2012 was an excellent year for Asian cinema, with a number of stand-outs amid a packed selection of auteur projects, festival discoveries, and genre pictures. My favourite film of the past twelve months would have to be Shuichi Okita’s delightful comedy-drama The Woodsman and the Rain (Japan), in which a 60-year-old lumberjack (Koji Yakusho) assists the crew of a zombie movie that arrives in his remote mountain village to shoot a low-budget gore-fest. It’s a delicately paced and deeply rewarding film that celebrates the magic of moviemaking as a rookie director (Shun Oguri) endures various production difficulties, but pulls through with assistance from the local community. End of the Night (Japan) and Headshot (Thailand), a pair of neo-noirs concerning conflicted killers, also captured my attention. The former is the directorial debut of Kiyoshi Kurosawa protégé Daisuke Miyazaki, who delivers a deadpan thriller about a young assassin (Kuniaki Nakamura) who tries to leave the business. The latter blends stylised shoot-outs with Buddhist philosophy as director Pen-Ek Ratanaruang follows the misfortunes of an ex-cop (Nopachai Chaiyanam) whose impression of the world is literally turned upside down when he narrowly survives a bullet to the brain. Wang Xiaoshuai’s poignant 11 Flowers (China) is a semi-autobiographical coming-of-age drama set during the Cultural Revolution in which a schoolboy tries to help the fugitive who is hiding in the area around his village, while Kongdej Jaturanrasmee’s more abstract P-047 (Thailand) creates a metaphysical puzzle from the activities of two house-breakers.

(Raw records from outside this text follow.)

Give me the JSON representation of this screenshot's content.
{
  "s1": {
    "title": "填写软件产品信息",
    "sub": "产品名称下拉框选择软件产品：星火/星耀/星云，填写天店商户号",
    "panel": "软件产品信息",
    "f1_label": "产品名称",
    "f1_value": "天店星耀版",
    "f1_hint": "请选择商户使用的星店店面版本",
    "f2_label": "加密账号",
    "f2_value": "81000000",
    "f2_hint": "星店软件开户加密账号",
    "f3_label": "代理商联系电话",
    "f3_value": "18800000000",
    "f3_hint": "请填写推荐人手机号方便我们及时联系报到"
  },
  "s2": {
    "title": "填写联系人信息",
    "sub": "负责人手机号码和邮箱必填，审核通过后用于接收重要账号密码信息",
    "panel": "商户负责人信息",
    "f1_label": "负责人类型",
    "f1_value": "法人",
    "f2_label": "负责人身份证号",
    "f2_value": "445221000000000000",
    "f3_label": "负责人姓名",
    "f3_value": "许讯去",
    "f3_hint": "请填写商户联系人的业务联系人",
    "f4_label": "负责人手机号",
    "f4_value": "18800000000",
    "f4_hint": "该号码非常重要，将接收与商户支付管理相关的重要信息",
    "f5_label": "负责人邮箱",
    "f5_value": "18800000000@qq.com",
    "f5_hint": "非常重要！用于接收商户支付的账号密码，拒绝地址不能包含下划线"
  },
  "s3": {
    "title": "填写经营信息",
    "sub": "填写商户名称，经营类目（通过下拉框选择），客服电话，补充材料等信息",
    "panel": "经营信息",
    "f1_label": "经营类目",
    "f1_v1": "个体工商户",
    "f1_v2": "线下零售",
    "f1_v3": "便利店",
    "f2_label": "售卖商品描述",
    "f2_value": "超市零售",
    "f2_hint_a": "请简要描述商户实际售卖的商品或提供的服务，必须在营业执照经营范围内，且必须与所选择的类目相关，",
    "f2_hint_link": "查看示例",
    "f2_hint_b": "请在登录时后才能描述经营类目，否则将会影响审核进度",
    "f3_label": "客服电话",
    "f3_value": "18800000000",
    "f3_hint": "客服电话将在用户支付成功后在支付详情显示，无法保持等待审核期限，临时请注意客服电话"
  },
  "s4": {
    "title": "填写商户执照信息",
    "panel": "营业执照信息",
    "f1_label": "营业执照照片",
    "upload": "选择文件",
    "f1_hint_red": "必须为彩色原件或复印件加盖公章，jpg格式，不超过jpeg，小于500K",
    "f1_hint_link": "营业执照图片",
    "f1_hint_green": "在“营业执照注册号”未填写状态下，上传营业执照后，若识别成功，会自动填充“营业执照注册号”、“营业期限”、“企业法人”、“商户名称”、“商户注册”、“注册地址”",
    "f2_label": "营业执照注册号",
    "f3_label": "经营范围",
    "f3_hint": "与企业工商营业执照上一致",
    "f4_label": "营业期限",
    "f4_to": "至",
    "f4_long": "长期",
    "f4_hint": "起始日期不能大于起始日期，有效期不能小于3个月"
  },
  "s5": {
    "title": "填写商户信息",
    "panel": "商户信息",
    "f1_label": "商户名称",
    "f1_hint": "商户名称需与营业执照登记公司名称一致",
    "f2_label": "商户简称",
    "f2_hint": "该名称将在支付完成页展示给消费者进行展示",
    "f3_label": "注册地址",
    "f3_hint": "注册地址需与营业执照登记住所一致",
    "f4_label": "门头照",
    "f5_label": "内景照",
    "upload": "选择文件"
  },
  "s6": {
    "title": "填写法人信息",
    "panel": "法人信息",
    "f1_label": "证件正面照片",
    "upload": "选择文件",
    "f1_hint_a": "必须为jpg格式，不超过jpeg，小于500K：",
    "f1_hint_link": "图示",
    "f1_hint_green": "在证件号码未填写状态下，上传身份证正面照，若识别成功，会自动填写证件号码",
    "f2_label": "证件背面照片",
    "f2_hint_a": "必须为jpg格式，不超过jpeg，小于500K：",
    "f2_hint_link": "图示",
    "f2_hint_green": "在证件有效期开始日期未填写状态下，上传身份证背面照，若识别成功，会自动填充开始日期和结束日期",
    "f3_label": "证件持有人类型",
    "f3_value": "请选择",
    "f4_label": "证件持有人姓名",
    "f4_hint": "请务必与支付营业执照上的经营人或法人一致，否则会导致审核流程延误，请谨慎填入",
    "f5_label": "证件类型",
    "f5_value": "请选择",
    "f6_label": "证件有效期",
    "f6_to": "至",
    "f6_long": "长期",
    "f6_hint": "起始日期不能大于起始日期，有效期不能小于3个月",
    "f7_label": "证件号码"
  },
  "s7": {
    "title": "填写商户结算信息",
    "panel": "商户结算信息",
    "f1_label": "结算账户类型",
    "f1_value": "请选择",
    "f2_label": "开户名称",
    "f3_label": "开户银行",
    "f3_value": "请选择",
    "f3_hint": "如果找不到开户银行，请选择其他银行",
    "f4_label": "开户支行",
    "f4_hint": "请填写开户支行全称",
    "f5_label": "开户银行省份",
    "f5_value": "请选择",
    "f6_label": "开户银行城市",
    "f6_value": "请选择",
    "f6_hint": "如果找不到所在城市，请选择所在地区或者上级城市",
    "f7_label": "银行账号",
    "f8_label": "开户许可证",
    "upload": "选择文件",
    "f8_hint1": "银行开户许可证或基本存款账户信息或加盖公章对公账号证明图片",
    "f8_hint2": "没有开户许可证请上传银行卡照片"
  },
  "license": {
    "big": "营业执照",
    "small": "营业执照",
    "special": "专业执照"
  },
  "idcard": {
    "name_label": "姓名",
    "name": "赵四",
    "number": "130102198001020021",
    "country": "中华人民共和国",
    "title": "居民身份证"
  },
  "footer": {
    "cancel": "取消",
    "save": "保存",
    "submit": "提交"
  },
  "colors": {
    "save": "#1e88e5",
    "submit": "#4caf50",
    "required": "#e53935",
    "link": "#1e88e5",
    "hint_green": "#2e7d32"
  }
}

In terms of events, it was a pleasure to introduce five screenings at the ‘Love Will Tear Us Apart’ retrospective at Japan Society in New York, and I greatly appreciated the opportunity to present my work on Guo Xiaolu’s meta-film How is Your Fish Today (China/UK, 2006) at the Imagining Chinese Cinemas conference at Exeter University, UK.